In October, I feared the dreaded weight-loss plateau, as I only managed to lose a pound for the entire month. That said, I had a few challenges, so in November, I stepped up my training and cut back on grains in an effort to break through my stalled weight loss. And this month, the scale… Read more »
In October, I feared the dreaded weight-loss plateau, as I only managed to lose a pound for the entire month. That said, I had a few challenges, so in November, I stepped up my training and cut back on grains in an effort to break through my stalled weight loss.
And this month, the scale finally budged and I lost 3 pounds!
But let’s be real, the scale isn’t always the best measure of weight loss. And really, we don’t talk about it much here at Experience Life. We put fitness and good food first. Many of our experts credit real, health-improving (and sustainable) weight loss to a foundation of eating whole, nutritious foods that heal inflammation, exercising regularly, and adjusting one’s lifestyle to lower stress and obtain adequate sleep. Those who have lost weight before know there are other routes to make the numbers drop, although you may feel hungry or moody or tired while doing so.
So even though the scale shifted, I noticed a difference in my mood and energy.
Food, Energy and Strength
My appetite decreased significantly, which would seem good for weight loss but made my workouts more difficult. I found myself getting light-headed frequently and didn’t feel as strong in lifting weights.
I was also much more tired than usual. Instead of my typical end-of-day energy that propels me through my after-work training session, I felt like I was dragging myself to class and counting the minutes until it was over. (Disclaimer: I’ve done that occasionally before, even with loads of energy, but usually because the workout is so challenging.)
Was my body just adjusting to not eating as many grains? Hmmm. That didn’t seem right. People who follow a Paleo diet report feeling great. Or was it because I didn’t add in more veggies in place of the grains, and just ate less altogether. Or! Was it a need for more protein, as my trainer suggested?
After eating all that turkey on Thanksgiving and the days following, along with green beans and salad, I was feeling better and had my appetite back. So maybe I’m not getting enough food, and enough protein. In December, I’m going to keep my usual food journals, but for a week, keep track of portion size and macronutrients.
For me, “eat less to weigh less” has been one of the hardest weight-loss myths to extinguish. To lose weight before, I would eat less food overall, and maybe drop a few pounds, but eventually gain it back. However, I wasn’t eating “food,” meaning real food that’s grown or raised, not processed and packaged. (Read more in “Weight-Loss Rules to Rethink.”)

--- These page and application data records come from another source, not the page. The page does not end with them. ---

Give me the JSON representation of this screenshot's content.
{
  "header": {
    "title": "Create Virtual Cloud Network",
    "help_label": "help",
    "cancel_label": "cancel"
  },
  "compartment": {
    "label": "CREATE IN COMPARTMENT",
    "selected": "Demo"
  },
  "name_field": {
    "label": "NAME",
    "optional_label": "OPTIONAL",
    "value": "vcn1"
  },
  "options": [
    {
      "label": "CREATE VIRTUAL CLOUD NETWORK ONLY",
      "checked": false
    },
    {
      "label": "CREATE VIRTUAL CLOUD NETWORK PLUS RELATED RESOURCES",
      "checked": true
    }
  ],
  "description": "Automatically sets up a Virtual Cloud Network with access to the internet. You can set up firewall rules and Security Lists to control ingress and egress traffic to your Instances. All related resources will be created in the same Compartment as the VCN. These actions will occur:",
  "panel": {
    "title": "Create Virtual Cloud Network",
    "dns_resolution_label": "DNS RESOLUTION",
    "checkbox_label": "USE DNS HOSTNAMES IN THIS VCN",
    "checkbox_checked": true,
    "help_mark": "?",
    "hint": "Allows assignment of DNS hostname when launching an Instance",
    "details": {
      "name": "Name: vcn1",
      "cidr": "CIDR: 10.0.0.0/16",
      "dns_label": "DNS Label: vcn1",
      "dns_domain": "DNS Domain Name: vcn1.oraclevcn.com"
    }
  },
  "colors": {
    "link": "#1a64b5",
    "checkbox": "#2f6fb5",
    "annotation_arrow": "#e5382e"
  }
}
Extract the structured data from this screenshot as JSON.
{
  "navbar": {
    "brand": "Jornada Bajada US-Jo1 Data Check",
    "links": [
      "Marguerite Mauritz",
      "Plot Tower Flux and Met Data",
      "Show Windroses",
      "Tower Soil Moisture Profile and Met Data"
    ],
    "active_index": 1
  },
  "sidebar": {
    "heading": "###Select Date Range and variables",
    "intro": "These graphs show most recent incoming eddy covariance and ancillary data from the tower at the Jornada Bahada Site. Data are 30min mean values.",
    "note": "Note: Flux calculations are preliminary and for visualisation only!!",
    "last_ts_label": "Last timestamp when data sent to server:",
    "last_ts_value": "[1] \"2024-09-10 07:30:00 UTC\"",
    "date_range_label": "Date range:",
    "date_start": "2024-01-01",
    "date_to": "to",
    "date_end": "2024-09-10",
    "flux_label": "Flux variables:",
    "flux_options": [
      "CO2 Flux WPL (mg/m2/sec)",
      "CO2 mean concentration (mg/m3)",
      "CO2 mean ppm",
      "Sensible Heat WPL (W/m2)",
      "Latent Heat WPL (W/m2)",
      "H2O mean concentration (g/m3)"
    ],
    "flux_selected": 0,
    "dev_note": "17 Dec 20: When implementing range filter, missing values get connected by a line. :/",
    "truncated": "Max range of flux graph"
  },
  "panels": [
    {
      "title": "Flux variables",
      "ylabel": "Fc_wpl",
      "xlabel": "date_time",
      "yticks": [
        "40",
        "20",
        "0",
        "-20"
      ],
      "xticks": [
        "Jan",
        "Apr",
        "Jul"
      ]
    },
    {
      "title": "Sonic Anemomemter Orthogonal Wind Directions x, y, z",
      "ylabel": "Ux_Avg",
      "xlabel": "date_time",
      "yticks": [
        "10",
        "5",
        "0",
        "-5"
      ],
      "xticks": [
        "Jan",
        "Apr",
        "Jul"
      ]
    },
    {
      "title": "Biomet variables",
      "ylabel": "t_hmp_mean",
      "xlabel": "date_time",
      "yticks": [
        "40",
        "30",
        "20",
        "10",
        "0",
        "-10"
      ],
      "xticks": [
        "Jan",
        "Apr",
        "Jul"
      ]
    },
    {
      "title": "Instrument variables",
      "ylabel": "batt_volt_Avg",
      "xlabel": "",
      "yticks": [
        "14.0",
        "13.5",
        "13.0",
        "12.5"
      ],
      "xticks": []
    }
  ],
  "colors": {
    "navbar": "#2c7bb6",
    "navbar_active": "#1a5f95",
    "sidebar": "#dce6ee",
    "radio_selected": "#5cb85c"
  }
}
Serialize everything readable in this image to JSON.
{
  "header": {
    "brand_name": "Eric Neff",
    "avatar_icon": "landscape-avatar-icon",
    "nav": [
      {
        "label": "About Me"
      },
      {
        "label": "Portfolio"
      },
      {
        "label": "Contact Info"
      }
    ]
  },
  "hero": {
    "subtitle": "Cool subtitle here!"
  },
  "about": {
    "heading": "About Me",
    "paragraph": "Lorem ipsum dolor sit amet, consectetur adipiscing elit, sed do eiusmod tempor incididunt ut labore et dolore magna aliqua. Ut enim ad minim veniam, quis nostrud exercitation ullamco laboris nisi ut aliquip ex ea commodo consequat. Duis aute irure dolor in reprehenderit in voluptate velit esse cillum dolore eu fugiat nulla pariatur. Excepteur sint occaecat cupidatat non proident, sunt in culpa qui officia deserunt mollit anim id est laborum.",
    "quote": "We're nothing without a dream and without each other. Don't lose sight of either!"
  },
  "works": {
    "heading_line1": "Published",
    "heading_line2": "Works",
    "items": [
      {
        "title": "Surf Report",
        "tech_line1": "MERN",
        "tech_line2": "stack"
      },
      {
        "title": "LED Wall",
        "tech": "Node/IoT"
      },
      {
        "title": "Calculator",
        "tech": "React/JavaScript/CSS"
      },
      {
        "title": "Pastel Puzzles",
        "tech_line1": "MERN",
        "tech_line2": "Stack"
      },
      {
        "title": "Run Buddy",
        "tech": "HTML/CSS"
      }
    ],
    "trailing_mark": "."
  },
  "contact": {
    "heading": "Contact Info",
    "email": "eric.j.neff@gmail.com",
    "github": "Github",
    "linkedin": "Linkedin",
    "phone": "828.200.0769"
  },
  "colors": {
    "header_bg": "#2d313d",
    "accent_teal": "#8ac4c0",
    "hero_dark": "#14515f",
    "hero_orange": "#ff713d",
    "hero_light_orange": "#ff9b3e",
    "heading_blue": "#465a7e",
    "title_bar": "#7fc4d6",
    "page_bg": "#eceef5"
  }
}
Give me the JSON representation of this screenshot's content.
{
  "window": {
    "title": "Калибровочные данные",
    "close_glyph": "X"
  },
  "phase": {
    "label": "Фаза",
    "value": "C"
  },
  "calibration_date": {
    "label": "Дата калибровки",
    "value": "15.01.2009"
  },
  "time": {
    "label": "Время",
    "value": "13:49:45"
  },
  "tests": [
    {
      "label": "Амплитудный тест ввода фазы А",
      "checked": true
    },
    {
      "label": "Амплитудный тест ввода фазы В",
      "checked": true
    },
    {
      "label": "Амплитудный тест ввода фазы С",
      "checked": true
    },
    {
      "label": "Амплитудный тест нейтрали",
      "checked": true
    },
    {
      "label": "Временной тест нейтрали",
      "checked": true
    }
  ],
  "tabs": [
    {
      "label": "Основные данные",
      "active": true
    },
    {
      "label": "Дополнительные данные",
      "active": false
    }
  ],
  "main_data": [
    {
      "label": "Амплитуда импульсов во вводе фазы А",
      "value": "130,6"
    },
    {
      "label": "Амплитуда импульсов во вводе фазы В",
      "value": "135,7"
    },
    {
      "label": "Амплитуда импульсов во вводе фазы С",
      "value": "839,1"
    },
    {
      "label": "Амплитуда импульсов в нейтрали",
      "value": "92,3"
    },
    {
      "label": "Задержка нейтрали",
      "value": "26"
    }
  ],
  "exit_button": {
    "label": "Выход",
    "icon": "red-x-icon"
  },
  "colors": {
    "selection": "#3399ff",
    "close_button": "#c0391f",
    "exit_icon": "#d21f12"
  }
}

Depending on where you’re at in your weight loss, you may need to cut back on your caloric intake overall. (Both my trainer and a RD consultation with Life Time Fitness provided great insights.) But I’ve found that switching to whole foods, and adding in more leafy greens and healthy fats, has helped me naturally feel fuller. I may eat less overall, but the food I eat is full of vitamins and antioxidants so it’s doing good work in my gut, helping heal inflammation (more in our upcoming January feature story, “True Blood”) and improving my metabolic functions.
TV Time: My Winter “Activity”
In my recent post on promises, I mentioned that I keep track of the number of hours I spend watching TV, and send it in a report to life coach Lauren each night. Why? Because I love love love watching TV and movies. Kyle and I recently got into Homeland on Showtime. I watch Dexter every Sunday night. And I never miss Parks and Recreation on NBC. (And with our DVR, I don’t have to.)
My TV has gotten me into trouble in the past, when I’d watch it over studying in high school and college (I still managed to pass my classes and do quite well, in my opinion). Or last winter, when I was feeling nostalgic and decided to watch Felicity on Netflix, staying up till the wee hours watching the love-triangle drama (she still picked Ben). Sleep? Oh right.
I had made a new rule for the fall that I would only watch “quality” programming, which, of course, is totally subjective. And I would save TV viewing time for the end of the day, after I finished my workouts, making dinner, and completing any chores. I’d limit my schedule to 10 hours a week, which would give me enough time to watch all my shows. (Note: As the magazine’s multimedia editor, I also watch videos online during the day, but this rule applies only to my leisure time.)
During Thanksgiving week, I somehow managed to watch 13 hours of TV. How’d that happen?! Was it Homeland? Football on Thanksgiving? Both, most likely.
Now, 10 hours seemed like a good number to me. To some it may be too much; to others, too little. Perhaps it needs to be less, or more, for the winter months, when frigid days convince me to stay inside. If it’s less, then maybe I can take up a hobby. Or start listening to the radio or records in the evening. Or read a book on my looooong to-read list.
The point is, my TV time is a habit, and I’m looking to examine, reevaluate, and break habits during this lifestyle change. I enjoy watching TV for entertainment as a leisure activity, and I think there’s a place for it in my life. How much — and when — is still something with which I grapple.